- Creating a Fuck You fund
- Saving for a wedding
- Saving to start a business
- Saving up enough money to play a really fucked up prank on your ex
- Saving to buy some bullshit you probably don’t need
If you don’t know when you plan to use your money, you don’t have all the information you need to make any decisions about your investments.
Here’s an analogy. You’re going on a boss ass road trip with you and the besties. Your destination is the goal (Don’t worry, I know it’s really about the journey, not the destination). The road way you get there depends on where you’re going on.
Your destination = how much you need and when.
The way you get there = how you invest.
When Do You Need The Money?
Investing is balancing risk and time. When you invest your money, you take risk based on when you need your money.

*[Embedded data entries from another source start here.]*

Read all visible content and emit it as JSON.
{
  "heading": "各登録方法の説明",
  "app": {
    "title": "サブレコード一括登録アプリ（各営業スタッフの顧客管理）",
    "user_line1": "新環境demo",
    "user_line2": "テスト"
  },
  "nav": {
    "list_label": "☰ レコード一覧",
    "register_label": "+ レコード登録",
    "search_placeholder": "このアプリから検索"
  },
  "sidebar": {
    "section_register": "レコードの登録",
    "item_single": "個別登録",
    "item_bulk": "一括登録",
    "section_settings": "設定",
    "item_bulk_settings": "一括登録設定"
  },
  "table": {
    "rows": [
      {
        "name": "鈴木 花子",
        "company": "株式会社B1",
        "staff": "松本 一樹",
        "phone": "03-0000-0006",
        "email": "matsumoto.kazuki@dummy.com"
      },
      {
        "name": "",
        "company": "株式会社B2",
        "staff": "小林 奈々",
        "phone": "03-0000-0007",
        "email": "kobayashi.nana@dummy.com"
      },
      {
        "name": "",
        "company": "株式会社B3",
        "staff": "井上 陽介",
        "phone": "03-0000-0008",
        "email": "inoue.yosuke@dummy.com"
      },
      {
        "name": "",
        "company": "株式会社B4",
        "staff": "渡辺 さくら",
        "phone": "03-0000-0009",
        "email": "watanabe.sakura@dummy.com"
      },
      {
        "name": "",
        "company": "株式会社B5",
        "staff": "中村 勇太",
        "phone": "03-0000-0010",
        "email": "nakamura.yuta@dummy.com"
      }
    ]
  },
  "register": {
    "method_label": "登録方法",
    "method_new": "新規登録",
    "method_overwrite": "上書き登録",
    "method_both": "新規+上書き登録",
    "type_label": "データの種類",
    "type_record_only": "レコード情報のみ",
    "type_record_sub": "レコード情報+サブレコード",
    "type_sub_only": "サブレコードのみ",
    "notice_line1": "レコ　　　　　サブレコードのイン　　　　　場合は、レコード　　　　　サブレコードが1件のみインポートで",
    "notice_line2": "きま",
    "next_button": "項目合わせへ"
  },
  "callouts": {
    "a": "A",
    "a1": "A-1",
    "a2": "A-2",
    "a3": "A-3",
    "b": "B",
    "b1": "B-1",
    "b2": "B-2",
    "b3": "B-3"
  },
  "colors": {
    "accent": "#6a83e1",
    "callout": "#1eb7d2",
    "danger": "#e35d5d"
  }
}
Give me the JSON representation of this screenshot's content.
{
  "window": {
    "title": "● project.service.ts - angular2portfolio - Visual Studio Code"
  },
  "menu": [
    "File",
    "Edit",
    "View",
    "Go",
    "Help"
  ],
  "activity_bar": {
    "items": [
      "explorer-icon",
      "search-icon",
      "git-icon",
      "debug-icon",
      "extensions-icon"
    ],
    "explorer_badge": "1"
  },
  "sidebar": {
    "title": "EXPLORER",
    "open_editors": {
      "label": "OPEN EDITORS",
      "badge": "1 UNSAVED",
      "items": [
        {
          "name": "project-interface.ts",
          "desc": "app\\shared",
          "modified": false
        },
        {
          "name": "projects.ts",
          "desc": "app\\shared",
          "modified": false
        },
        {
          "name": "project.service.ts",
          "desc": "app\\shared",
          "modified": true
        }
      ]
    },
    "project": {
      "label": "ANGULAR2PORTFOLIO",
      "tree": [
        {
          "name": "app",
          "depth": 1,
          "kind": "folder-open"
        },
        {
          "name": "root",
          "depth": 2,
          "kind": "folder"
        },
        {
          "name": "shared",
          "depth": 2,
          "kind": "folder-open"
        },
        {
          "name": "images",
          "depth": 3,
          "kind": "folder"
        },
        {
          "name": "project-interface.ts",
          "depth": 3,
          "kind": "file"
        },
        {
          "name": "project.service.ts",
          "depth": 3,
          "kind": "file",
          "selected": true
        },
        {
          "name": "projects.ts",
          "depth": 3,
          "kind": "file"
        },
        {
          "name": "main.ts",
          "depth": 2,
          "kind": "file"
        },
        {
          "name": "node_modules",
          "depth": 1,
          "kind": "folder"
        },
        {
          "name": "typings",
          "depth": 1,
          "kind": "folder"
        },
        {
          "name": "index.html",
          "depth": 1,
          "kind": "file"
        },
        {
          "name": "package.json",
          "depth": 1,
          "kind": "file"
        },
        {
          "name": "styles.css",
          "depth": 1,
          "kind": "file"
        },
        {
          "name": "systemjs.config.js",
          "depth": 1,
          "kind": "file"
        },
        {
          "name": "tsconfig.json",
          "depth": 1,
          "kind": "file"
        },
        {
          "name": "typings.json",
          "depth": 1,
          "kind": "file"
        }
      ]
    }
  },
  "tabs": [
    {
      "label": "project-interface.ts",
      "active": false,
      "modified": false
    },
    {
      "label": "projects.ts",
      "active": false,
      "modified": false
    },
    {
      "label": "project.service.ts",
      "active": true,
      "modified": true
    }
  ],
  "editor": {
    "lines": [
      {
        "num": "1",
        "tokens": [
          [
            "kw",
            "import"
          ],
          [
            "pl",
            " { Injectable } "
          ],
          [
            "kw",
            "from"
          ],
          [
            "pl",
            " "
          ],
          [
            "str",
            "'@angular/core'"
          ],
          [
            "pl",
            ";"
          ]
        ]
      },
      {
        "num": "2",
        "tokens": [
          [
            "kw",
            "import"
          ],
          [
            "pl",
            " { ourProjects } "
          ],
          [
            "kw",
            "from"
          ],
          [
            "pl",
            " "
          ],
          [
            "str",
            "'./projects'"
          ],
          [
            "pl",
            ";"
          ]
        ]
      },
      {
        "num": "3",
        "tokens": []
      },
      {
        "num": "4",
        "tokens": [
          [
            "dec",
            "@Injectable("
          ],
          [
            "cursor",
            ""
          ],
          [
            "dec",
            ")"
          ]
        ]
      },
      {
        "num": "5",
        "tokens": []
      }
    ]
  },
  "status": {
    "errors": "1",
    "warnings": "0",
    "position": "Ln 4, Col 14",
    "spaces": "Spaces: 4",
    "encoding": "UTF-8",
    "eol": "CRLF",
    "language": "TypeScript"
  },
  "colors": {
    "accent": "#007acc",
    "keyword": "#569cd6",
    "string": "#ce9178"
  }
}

For example, if you need the money tomorrow for rent, you shouldn’t take any risks with it like investing it, gambling it or lending it to someone. If you have enough money, your savings is flush and you don’t need a bunch of your extra cash, you can start to save invest it in riskier investment products.
See how there’s sort of a relationship between risk and time?
Time isn’t the only thing that determines the amount of risk you take. You do.
You + Risk = ?
You have to know how much risk you can actually stomach.
When you invest your money, you risk losing it. The reason why anyone takes the risk is because you can potentially get rewarded with more money. There’s a relationship between risk and potential return. Think about gambling - more risk, more potential gain, but also more potential loss.
You should know how you feel about risk because that’ll determine how you’ll feel and react if you’re in that situation.
Here’s a weird example to help you understand. Let’s analogize and say that risk is deciding to drink alcohol. So drinking alcohol is the risk and the proof is equal to the amount of risk you are taking.
So more risk, higher proof i.e. fire water and Everclear. And lower risk, lower proof, i.e. kombucha or light beers.
Before you start throwing random liquids back, one would hope, that you’d understand what level of turnt you are planning on getting and if you can literally stomach that. Did you prepare for it in advance - did you eat dinner and clear your calendar for the morning after?
Risk is the same deal. You need to understand how you feel about risk before you take the plunge. Otherwise, you’re flying blind and you’re unprepared for what may happen.
Of course, it’s totally possible that a crazy unprecedented anomaly happens, sure. But again, we’re trying to control what we can.